The body representing Australia’s upstream oil and gas industry has backed calls for carbon capture and storage (CCS) projects to be made eligible for carbon credits.
In its submission to the Australian government’s draft CCS method for the nation’s Emissions Reduction Fund (ERF), the Australian Petroleum Production & Exploration Association (APPEA) said the technology had the potential to “deliver a step-change” to Australia’s emissions reductions.
“This is a chance Australia shouldn’t miss.

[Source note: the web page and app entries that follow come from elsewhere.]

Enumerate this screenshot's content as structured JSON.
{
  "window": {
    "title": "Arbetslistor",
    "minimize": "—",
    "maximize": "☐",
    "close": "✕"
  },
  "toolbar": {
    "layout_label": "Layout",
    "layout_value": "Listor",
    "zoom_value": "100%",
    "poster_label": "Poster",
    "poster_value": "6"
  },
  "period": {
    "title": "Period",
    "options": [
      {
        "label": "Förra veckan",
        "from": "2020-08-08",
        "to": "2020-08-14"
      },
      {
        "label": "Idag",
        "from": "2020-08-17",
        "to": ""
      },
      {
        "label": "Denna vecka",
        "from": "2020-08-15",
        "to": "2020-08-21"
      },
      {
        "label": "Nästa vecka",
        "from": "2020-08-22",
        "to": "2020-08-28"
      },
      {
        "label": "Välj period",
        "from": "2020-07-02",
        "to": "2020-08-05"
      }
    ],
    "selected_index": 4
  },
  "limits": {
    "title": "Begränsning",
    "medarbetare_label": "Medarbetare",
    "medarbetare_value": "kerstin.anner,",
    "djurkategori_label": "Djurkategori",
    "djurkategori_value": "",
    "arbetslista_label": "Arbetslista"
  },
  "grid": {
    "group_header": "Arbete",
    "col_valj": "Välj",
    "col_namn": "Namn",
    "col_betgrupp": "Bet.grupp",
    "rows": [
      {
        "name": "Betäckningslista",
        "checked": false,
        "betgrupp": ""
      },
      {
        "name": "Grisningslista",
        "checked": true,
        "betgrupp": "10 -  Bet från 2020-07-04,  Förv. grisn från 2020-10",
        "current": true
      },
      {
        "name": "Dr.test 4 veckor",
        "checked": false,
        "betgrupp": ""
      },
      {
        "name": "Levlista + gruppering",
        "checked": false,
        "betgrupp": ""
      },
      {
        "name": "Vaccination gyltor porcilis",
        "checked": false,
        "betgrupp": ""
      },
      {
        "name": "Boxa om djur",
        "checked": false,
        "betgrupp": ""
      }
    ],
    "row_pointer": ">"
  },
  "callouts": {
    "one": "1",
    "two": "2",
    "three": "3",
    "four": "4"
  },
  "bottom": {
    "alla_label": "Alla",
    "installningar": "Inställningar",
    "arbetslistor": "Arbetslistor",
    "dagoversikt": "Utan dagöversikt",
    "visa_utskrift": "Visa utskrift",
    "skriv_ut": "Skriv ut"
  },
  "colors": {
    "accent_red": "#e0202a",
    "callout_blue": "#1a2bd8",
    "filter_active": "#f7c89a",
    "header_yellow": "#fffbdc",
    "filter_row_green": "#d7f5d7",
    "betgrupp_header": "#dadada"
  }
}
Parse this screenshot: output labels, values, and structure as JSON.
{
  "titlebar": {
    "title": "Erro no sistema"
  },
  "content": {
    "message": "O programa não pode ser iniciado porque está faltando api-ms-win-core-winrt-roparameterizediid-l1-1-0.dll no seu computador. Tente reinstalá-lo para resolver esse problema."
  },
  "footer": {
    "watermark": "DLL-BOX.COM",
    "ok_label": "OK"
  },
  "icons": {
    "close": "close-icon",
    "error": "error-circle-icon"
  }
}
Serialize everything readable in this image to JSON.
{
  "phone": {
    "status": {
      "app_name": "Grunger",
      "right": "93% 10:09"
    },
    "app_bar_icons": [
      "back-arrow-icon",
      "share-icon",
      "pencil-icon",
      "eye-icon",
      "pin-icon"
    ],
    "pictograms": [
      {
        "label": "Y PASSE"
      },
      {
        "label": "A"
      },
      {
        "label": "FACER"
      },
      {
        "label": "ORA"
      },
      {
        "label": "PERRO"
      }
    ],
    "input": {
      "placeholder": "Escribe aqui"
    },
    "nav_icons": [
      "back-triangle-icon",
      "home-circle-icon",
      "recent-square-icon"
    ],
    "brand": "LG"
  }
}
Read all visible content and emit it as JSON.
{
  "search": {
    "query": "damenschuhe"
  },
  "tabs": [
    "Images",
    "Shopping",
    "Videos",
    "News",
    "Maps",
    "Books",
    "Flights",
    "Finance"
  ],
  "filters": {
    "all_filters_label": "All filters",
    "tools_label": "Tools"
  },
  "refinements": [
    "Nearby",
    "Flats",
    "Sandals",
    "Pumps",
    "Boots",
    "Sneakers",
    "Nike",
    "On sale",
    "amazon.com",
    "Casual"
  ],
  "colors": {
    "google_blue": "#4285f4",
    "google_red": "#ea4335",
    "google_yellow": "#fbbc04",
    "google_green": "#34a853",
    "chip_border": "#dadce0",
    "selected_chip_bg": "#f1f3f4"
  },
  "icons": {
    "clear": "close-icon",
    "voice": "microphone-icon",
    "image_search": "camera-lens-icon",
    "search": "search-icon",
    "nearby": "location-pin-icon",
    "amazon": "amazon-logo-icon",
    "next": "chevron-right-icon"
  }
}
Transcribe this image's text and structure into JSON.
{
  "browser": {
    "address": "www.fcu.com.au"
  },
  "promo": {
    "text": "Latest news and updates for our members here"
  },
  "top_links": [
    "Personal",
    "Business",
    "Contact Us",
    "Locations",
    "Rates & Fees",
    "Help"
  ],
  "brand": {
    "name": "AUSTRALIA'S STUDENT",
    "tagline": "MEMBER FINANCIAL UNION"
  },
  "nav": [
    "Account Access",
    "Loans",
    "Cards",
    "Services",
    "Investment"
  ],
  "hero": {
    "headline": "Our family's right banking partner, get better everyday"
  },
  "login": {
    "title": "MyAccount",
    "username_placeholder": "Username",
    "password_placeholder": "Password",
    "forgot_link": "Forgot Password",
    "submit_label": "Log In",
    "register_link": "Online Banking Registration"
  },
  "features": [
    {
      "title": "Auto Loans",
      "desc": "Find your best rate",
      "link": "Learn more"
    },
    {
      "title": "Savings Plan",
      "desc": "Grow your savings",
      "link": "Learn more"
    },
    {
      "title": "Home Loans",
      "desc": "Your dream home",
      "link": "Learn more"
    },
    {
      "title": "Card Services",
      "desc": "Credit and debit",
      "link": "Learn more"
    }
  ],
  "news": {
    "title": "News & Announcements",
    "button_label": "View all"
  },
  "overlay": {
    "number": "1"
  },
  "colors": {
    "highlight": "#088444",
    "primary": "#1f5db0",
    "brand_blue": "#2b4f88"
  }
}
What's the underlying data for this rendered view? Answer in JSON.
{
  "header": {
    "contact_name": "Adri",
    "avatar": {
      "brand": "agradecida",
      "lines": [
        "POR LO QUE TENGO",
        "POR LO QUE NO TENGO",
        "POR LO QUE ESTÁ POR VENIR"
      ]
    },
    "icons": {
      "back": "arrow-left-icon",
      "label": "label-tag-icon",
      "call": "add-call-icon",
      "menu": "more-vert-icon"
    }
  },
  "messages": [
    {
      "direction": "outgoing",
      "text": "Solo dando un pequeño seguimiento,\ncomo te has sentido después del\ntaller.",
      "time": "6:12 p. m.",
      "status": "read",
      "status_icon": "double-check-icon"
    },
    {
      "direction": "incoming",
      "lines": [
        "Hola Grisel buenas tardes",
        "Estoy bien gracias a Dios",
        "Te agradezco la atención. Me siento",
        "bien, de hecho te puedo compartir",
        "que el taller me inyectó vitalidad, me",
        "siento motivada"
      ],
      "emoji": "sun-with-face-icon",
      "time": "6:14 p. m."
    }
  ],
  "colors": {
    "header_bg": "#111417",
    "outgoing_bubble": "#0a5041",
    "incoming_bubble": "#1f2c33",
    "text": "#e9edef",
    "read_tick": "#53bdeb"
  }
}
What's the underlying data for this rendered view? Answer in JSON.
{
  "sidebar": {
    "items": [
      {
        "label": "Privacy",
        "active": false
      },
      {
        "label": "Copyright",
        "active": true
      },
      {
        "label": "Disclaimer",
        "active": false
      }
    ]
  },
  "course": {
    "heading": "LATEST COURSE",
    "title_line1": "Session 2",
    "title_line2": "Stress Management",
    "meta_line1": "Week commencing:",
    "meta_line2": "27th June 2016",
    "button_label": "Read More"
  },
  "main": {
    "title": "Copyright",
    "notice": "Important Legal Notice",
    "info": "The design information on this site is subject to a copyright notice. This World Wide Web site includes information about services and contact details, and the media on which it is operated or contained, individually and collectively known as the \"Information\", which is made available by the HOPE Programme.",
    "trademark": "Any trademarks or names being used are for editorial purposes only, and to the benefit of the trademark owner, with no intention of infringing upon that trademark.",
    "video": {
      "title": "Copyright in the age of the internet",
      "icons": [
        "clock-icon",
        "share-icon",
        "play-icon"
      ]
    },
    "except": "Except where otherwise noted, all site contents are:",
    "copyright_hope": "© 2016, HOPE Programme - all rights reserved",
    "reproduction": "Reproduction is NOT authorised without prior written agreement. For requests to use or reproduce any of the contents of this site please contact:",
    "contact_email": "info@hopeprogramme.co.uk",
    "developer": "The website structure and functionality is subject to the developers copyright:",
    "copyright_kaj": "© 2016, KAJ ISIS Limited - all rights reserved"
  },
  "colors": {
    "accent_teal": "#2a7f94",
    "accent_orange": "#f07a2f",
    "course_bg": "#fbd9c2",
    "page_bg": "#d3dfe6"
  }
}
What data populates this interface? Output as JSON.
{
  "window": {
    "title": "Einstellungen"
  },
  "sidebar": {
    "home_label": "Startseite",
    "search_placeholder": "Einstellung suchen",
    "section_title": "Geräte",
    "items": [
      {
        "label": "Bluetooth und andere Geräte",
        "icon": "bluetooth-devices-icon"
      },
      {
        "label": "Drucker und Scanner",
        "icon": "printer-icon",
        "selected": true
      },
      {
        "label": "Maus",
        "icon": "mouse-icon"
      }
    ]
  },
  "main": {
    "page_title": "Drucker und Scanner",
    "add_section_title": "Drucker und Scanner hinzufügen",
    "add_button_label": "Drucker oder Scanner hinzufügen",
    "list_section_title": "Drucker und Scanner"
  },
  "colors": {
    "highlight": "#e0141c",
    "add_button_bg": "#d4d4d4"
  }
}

CCS can help Australia to not only meet, but beat our emissions-reduction targets,” APPEA chief executive Andrew McConville said.
“Australia has a natural competitive advantage to implement CCS with known high quality, stable geological storage basins, existing infrastructure, world-class technical expertise and regulatory regimes (environment protection, carbon accounting and reporting, financial services).”
What is the ERF?
The ERF is a voluntary government scheme that aims to provide incentives for the adoption of new practices and technologies to reduce emissions.
CCS is one of five priority methods being developed in 2021 under the ERF, with the other methods including blue carbon, soil carbon, biomethane or green gas, and plantation forestry.
Public consultation opened last month on the government’s draft method for CCS projects to participate in the ERF and generate Australian carbon credit units (ACCUs).
Each ACCU will represent one tonne of carbon dioxide equivalent emissions stored or avoided and can be sold to the Australian government, companies, state governments or other private buyers.
In order for a CCS project to qualify for ACCUs under the draft method, all relevant infrastructure within the project, including capture facilities, pipelines and the storage site or sites, must be located in Australia.
The draft also notes that while most emissions-avoidance methods allow for a crediting period of seven years, CCS projects will be allowed a crediting period of 25 years to recognise the very large upfront and ongoing costs of the projects, and because they are not expected to generate any revenue other than ACCUs.
Scheme will help stimulate CCS Down Under
Santos chief executive Kevin Gallagher stated earlier this year the ability for CCS projects to generate ACCUs was essential for his company to proceed with its proposed US$155 million Moomba CCS development in South Australia.
McConville claimed in his statement on Wednesday the ability for CCS projects to generate ACCUs would encourage more projects, create jobs and reduce emissions.
“With scale and experience, the cost of CCS will decrease, creating the potential to deliver competitive, large-scale abatement for existing industries and new industries such as hydrogen and ammonia,” he said.
“Australia needs low-cost carbon abatement to maintain its position as a leading energy exporter and ensure international competitiveness in a cleaner energy future.”
McConville also noted that 19 CCS projects are currently in operation around the world, along with another four under construction.
These 23 projects, combined, will have the capacity to capture and permanently store roughly 40 million tonnes per annum of CO2, according to McConville.